What the task asks: Could you copy every record below exactly as it stands?
##### Material provided #####
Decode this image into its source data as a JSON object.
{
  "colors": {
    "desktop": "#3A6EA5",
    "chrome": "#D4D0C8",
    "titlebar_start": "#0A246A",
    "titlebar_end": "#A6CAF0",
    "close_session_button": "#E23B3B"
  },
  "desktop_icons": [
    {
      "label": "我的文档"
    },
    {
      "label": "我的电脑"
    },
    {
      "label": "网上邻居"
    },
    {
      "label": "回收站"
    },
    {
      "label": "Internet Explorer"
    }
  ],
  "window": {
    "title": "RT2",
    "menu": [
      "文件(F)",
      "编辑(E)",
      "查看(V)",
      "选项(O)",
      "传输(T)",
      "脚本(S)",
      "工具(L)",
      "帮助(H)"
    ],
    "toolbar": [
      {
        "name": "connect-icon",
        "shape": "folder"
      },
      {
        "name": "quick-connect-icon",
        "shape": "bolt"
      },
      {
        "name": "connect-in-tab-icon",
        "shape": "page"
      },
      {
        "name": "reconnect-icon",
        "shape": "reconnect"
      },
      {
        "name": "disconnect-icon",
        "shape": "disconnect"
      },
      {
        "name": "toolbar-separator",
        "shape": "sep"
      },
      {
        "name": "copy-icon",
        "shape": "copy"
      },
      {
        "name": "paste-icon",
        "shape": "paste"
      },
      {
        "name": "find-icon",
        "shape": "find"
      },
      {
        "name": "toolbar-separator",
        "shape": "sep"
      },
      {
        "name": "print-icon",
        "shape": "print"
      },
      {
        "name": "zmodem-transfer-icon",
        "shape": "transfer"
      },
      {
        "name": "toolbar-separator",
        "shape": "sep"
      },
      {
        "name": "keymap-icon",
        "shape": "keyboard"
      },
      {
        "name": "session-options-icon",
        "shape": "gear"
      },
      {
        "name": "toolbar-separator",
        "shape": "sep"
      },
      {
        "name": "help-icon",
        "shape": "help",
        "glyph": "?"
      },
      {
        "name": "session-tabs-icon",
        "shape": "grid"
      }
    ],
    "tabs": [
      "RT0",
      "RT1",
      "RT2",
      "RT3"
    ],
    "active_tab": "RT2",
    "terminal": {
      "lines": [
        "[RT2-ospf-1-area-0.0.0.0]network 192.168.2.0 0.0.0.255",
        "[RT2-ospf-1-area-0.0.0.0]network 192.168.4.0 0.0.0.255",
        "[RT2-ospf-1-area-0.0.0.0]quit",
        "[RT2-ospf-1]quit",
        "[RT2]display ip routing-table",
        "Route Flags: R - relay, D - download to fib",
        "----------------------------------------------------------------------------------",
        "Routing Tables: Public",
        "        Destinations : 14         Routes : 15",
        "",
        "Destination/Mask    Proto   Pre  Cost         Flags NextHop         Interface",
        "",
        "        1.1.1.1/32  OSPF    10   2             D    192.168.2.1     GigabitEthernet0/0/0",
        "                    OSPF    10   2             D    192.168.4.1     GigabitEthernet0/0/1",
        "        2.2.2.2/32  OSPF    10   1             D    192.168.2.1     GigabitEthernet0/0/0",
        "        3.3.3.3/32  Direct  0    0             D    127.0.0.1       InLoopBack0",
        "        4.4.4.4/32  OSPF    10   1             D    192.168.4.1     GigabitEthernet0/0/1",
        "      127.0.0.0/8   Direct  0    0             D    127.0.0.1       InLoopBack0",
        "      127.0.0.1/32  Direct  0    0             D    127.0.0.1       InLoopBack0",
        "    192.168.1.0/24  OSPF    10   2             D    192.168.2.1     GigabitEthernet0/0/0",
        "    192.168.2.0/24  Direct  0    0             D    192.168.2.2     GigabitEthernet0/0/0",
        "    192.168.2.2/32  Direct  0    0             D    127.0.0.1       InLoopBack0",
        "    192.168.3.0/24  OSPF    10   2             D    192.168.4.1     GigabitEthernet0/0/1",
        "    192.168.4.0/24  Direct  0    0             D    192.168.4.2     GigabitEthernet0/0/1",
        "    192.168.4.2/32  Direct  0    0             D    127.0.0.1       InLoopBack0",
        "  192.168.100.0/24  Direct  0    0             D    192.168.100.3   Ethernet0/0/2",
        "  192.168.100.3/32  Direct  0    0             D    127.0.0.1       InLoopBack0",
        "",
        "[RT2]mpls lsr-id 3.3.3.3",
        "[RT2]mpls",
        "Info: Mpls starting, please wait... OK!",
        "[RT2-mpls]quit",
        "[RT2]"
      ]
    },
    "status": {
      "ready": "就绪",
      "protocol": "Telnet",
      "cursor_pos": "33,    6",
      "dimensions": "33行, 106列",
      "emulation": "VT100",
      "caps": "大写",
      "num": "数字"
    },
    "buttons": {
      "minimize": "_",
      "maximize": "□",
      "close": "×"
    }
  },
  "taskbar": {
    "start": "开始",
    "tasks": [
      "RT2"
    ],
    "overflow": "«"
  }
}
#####
Response to this exercise:
Decode this image into its source data as a JSON object.
{
  "colors": {
    "desktop": "#3A6EA5",
    "chrome": "#D4D0C8",
    "titlebar_start": "#0A246A",
    "titlebar_end": "#A6CAF0",
    "close_session_button": "#E23B3B"
  },
  "desktop_icons": [
    {
      "label": "我的文档"
    },
    {
      "label": "我的电脑"
    },
    {
      "label": "网上邻居"
    },
    {
      "label": "回收站"
    },
    {
      "label": "Internet Explorer"
    }
  ],
  "window": {
    "title": "RT2",
    "menu": [
      "文件(F)",
      "编辑(E)",
      "查看(V)",
      "选项(O)",
      "传输(T)",
      "脚本(S)",
      "工具(L)",
      "帮助(H)"
    ],
    "toolbar": [
      {
        "name": "connect-icon",
        "shape": "folder"
      },
      {
        "name": "quick-connect-icon",
        "shape": "bolt"
      },
      {
        "name": "connect-in-tab-icon",
        "shape": "page"
      },
      {
        "name": "reconnect-icon",
        "shape": "reconnect"
      },
      {
        "name": "disconnect-icon",
        "shape": "disconnect"
      },
      {
        "name": "toolbar-separator",
        "shape": "sep"
      },
      {
        "name": "copy-icon",
        "shape": "copy"
      },
      {
        "name": "paste-icon",
        "shape": "paste"
      },
      {
        "name": "find-icon",
        "shape": "find"
      },
      {
        "name": "toolbar-separator",
        "shape": "sep"
      },
      {
        "name": "print-icon",
        "shape": "print"
      },
      {
        "name": "zmodem-transfer-icon",
        "shape": "transfer"
      },
      {
        "name": "toolbar-separator",
        "shape": "sep"
      },
      {
        "name": "keymap-icon",
        "shape": "keyboard"
      },
      {
        "name": "session-options-icon",
        "shape": "gear"
      },
      {
        "name": "toolbar-separator",
        "shape": "sep"
      },
      {
        "name": "help-icon",
        "shape": "help",
        "glyph": "?"
      },
      {
        "name": "session-tabs-icon",
        "shape": "grid"
      }
    ],
    "tabs": [
      "RT0",
      "RT1",
      "RT2",
      "RT3"
    ],
    "active_tab": "RT2",
    "terminal": {
      "lines": [
        "[RT2-ospf-1-area-0.0.0.0]network 192.168.2.0 0.0.0.255",
        "[RT2-ospf-1-area-0.0.0.0]network 192.168.4.0 0.0.0.255",
        "[RT2-ospf-1-area-0.0.0.0]quit",
        "[RT2-ospf-1]quit",
        "[RT2]display ip routing-table",
        "Route Flags: R - relay, D - download to fib",
        "----------------------------------------------------------------------------------",
        "Routing Tables: Public",
        "        Destinations : 14         Routes : 15",
        "",
        "Destination/Mask    Proto   Pre  Cost         Flags NextHop         Interface",
        "",
        "        1.1.1.1/32  OSPF    10   2             D    192.168.2.1     GigabitEthernet0/0/0",
        "                    OSPF    10   2             D    192.168.4.1     GigabitEthernet0/0/1",
        "        2.2.2.2/32  OSPF    10   1             D    192.168.2.1     GigabitEthernet0/0/0",
        "        3.3.3.3/32  Direct  0    0             D    127.0.0.1       InLoopBack0",
        "        4.4.4.4/32  OSPF    10   1             D    192.168.4.1     GigabitEthernet0/0/1",
        "      127.0.0.0/8   Direct  0    0             D    127.0.0.1       InLoopBack0",
        "      127.0.0.1/32  Direct  0    0             D    127.0.0.1       InLoopBack0",
        "    192.168.1.0/24  OSPF    10   2             D    192.168.2.1     GigabitEthernet0/0/0",
        "    192.168.2.0/24  Direct  0    0             D    192.168.2.2     GigabitEthernet0/0/0",
        "    192.168.2.2/32  Direct  0    0             D    127.0.0.1       InLoopBack0",
        "    192.168.3.0/24  OSPF    10   2             D    192.168.4.1     GigabitEthernet0/0/1",
        "    192.168.4.0/24  Direct  0    0             D    192.168.4.2     GigabitEthernet0/0/1",
        "    192.168.4.2/32  Direct  0    0             D    127.0.0.1       InLoopBack0",
        "  192.168.100.0/24  Direct  0    0             D    192.168.100.3   Ethernet0/0/2",
        "  192.168.100.3/32  Direct  0    0             D    127.0.0.1       InLoopBack0",
        "",
        "[RT2]mpls lsr-id 3.3.3.3",
        "[RT2]mpls",
        "Info: Mpls starting, please wait... OK!",
        "[RT2-mpls]quit",
        "[RT2]"
      ]
    },
    "status": {
      "ready": "就绪",
      "protocol": "Telnet",
      "cursor_pos": "33,    6",
      "dimensions": "33行, 106列",
      "emulation": "VT100",
      "caps": "大写",
      "num": "数字"
    },
    "buttons": {
      "minimize": "_",
      "maximize": "□",
      "close": "×"
    }
  },
  "taskbar": {
    "start": "开始",
    "tasks": [
      "RT2"
    ],
    "overflow": "«"
  }
}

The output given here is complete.